Hepatitis is a condition that causes liver inflammation and can be due to alcohol, drug use or certain health problems. However, a virus is most often responsible for hepatitis. The most common types of viral hepatitis include A, B and C:
This condition is highly contagious and can be spread from person to person. Fortunately, this form of hepatitis only causes a mild infection and many people with it don’t even know they are sick. Many times hepatitis A will go away on its own without causing long-term damage to the liver. Hepatitis A is spread through food or water and common food culprits include fruits, vegetables and shellfish.
Those with hepatitis B often experience milder symptoms for a short period of time before getting better on their own. Unfortunately, not everyone is able to shed the virus and the infection can become chronic. Hepatitis B can lead to other complications like liver failure or cancer. This form of hepatitis is often spread through unprotected sex, but it’s also possible to spread through contact with blood or other bodily fluids.

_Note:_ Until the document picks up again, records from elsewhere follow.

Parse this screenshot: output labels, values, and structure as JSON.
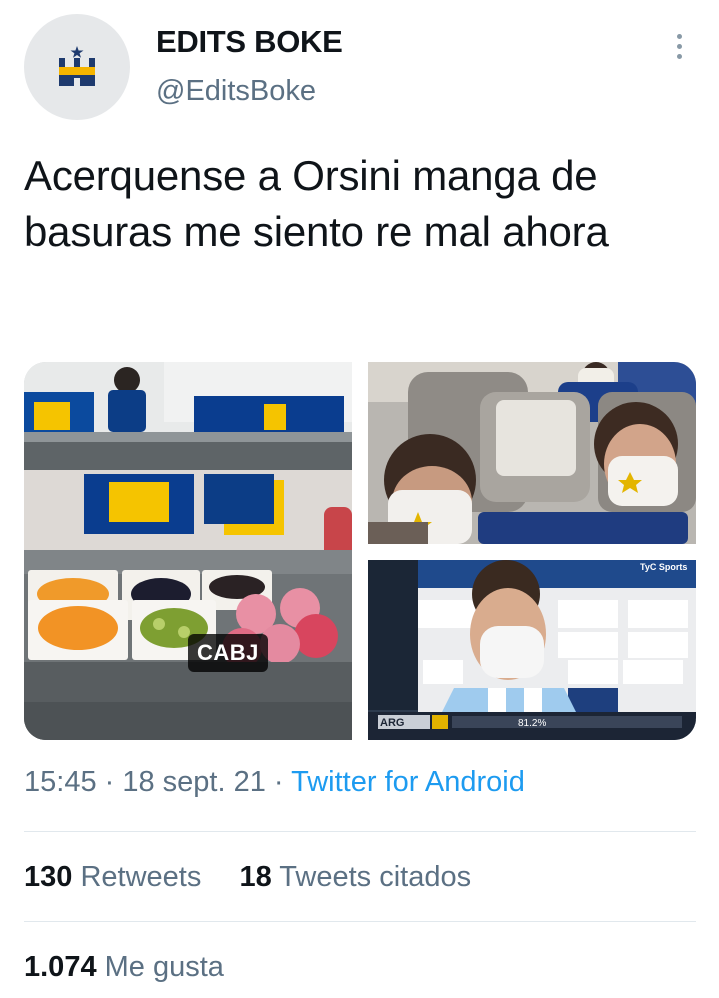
{
  "author": {
    "name": "EDITS BOKE",
    "handle": "@EditsBoke",
    "avatar_icon": "castle-icon"
  },
  "tweet": {
    "text": "Acerquense a Orsini manga de basuras me siento re mal ahora"
  },
  "media": {
    "photo1_tag": "CABJ",
    "photo3_broadcaster": "TyC Sports"
  },
  "meta": {
    "time": "15:45",
    "separator1": " · ",
    "date": "18 sept. 21",
    "separator2": " · ",
    "source": "Twitter for Android"
  },
  "stats": {
    "retweets_count": "130",
    "retweets_label": "Retweets",
    "quotes_count": "18",
    "quotes_label": "Tweets citados",
    "likes_count": "1.074",
    "likes_label": "Me gusta"
  },
  "colors": {
    "link": "#1d9bf0",
    "secondary_text": "#5b7083",
    "boca_blue": "#0a3d8f",
    "boca_yellow": "#f5c400"
  }
}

Only about one-fourth of people who develop hepatitis C actually get rid of it on their own, while the majority will carry this virus for the rest of their lives. Just like chronic hepatitis B, long-term hepatitis C can also cause other issues like liver failure and cancer. Hepatitis B can be transmitted through blood, such as sharing needles.
While symptoms don’t always have to be apparent in the first few weeks after being infected when the symptoms do manifest you may experience,
- Lack of an appetite
- Stomach pain
- Low-grade fever
- Jaundice (yellow skin or eyes)
When hepatitis B and C are chronic a person may not experience any symptoms for years, but by the time there are symptoms the liver may already be damaged.
Hepatitis A will almost always go away on its own without treatment. Chronic hepatitis B will require monitoring and treatment to prevent it from damaging the liver. While not always prescribed, sometimes antiviral medications can help.
Chronic hepatitis C will also require treatment. There are several FDA-approved medications for treating this condition and to prevent liver complications. Even though the virus isn’t gone, the best-case scenario is that the virus won’t show up in the blood six months after your treatment ends.
If you have hepatitis and are interested in finding out your treatment options then it’s time to call our South Side office at (773) 238-1126.